Urban Journalism Institute

Elefsina, Timisoara and Veszprém

Art and culture in 2023

The European Capital of Culture dates back to 1985. Melina Mercouri, Greek Minister of Culture, and Jack Lang, French Minister of Culture, had the idea of choosing the European Capital of Culture once a year, intending to connect people in Europe and raise awareness of common history and values. The same year, the project was launched by the European Union Ministers of Culture resolution. This initiative soon became one of the most prestigious events in Europe. Since then, more than 40 European cities have borne the title of European Capital of Culture (ECoC). Each year, the selected cities are examples of the richness and diversity of European cultures. 

At the end of 2020, on 23 December, an official decision was made by the European Commission to postpone the ECoC title year from 2021 to 2022 due to the global crisis caused by the coronavirus pandemic. The decision came into force on 1 January 2021, and Novi Sad (Serbia) joined Kaunas (Lithuania) and Esch-sur-Alzette (Luxembourg) as the European Capitals of Culture in 2022, while Timisoara (Romania) pushed its title to 2023 to join Elefsina (Greece) and Veszprém (Hungary). 

The ECoC was established to emphasise richness and diversity of European cultures, strengthen bonds between citizens of Europe, connect people from different European countries, learn about other cultures, promote mutual understanding, and strengthen the sense of Europeanness. The most important legacy of the project is to put culture in the very centre of social development and redefine culture as a key for economic development based on knowledge, innovation, and creativity. 

Many capitals of culture took the opportunity to develop cultural infrastructure during and after the project, provide wider access to culture, improve the image of a city, develop the tourism economy, and strengthen cultural and creative industries – let us see how Elefsina in Greece, Timisoara in Romania, and Veszprém in Hungary will use the opportunity in 2023. 

Castle in Veszprem in winter
©Csák István
Union Square of Timisoara
© Cornel Putan

ECoC2023 Elefsina is taking actions in support of a tangible and intangible legacy that ensure the cultural continuity and singularity of the city as an historic landmark in ancient and modern Greek history. For example, the city is adapting and reusing selected abandoned industrial buildings. This conversion will provide spaces for the promotion of culture today – which is to say, ongoing artistic and performative interventions into the life of the city. Elefsina is remodelling and transforming an environmentally degraded industrial site in the area – a site now known as “Dogteeth” – to create a landscape theatre. 

Interestingly, Elefsina is also using its ECoC title to improve connections between Elefsina and the Athens metropolitan area by developing a maritime transport link, for reasons both practical and tourism-related, thus activating the coastal nature of Elefsina – as well as pushing for the re-activation of existing rail transport links, such as the historic train that once led to Elefsina. 

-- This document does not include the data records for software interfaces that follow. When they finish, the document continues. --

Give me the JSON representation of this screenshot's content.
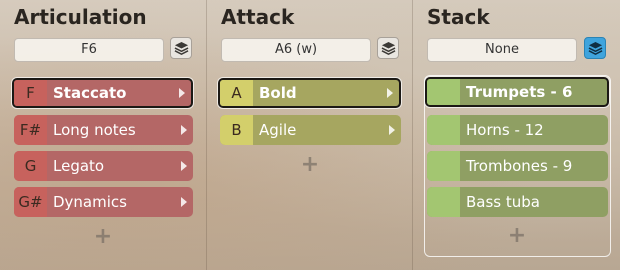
{
  "colors": {
    "articulation_key": "#c7625d",
    "articulation_row": "#b46766",
    "attack_key": "#d3cf6b",
    "attack_row": "#a6a660",
    "stack_key": "#a3c671",
    "stack_row": "#8f9f63",
    "stack_button_active": "#3fa4dd"
  },
  "articulation": {
    "title": "Articulation",
    "preset": "F6",
    "stack_icon": "layers-icon",
    "items": [
      {
        "key": "F",
        "label": "Staccato",
        "selected": true
      },
      {
        "key": "F#",
        "label": "Long notes",
        "selected": false
      },
      {
        "key": "G",
        "label": "Legato",
        "selected": false
      },
      {
        "key": "G#",
        "label": "Dynamics",
        "selected": false
      }
    ],
    "add_label": "+"
  },
  "attack": {
    "title": "Attack",
    "preset": "A6 (w)",
    "stack_icon": "layers-icon",
    "items": [
      {
        "key": "A",
        "label": "Bold",
        "selected": true
      },
      {
        "key": "B",
        "label": "Agile",
        "selected": false
      }
    ],
    "add_label": "+"
  },
  "stack": {
    "title": "Stack",
    "preset": "None",
    "stack_icon": "layers-icon",
    "stack_active": true,
    "items": [
      {
        "label": "Trumpets - 6",
        "selected": true
      },
      {
        "label": "Horns - 12",
        "selected": false
      },
      {
        "label": "Trombones - 9",
        "selected": false
      },
      {
        "label": "Bass tuba",
        "selected": false
      }
    ],
    "add_label": "+"
  }
}
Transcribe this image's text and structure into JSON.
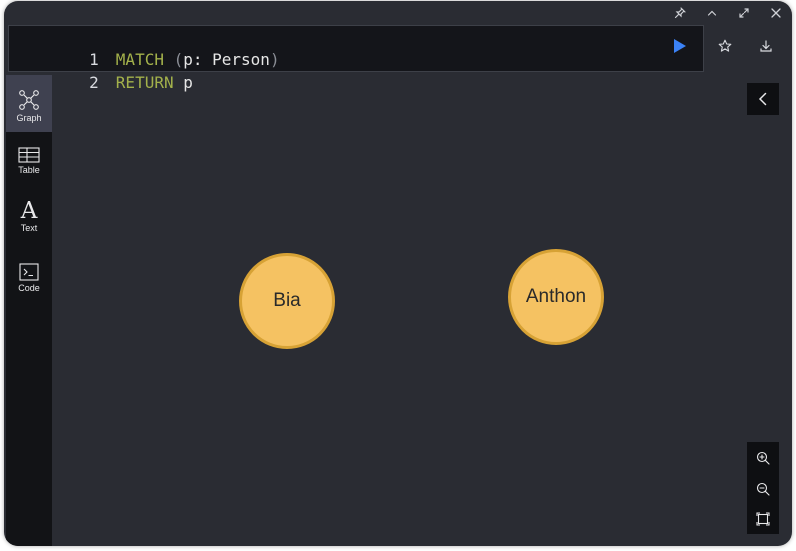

Timisoara started 2023 off by building itself up as a place where cultural excellence gives its citizens self-confidence and the power to cause change through participation and involvement. Given its historic role in initiating transformations at crucial times, Timisoara is using its ECoC2023 title to restore the capacity of citizens to initiate changes and contribute to a revitalised Europe, setting civic energy in motion. Starting from the vivid and powerful metaphor of light, Timisoara is using the slogan “Shine your light – Light up your city!” 

The infrastructure development of ECoC2023 focuses on developments that serve cultural and community programmes, paying special attention to the revitalisation and reinterpretation of the city’s and the region’s existing, disused, and underused building heritage and public spaces. 

The city of Veszprém defined the cultural district and public space system conjoining the Petőfi Theatre, the Eötvös Károly County Library, the Laczkó Dezső Museum, the Hangvilla, the Csermák Antal Music School and the University of Pannonia. The Bishop’s Garden, the Erzsébet Park, and the Erzsébet promenade, located in Veszprém’s downtown, represent a contiguous, four-hectare, lively, landscaped, green area. The area of the former St. Nicholas Hill will be developed into one of the sub-centres of the existing cultural, educational, and music centres in Veszprém. 

Having won the ECoC2023 title, Veszprém is implementing interventions at specific sites (both architectural and urban) to give the city a makeover. For example, the University of Pannonia’s University Street campus is currently separated from the city’s public space system by various traffic barriers and fences near Elizabeth Park and Elizabeth promenade. The areas between the central buildings of the university are typically used as parking facilities. ECoC2023 is bringing a new network of public open spaces to the city.

View of Eleusina from the archaeological site of Eleusis (Eleusina)
© Haris Andronos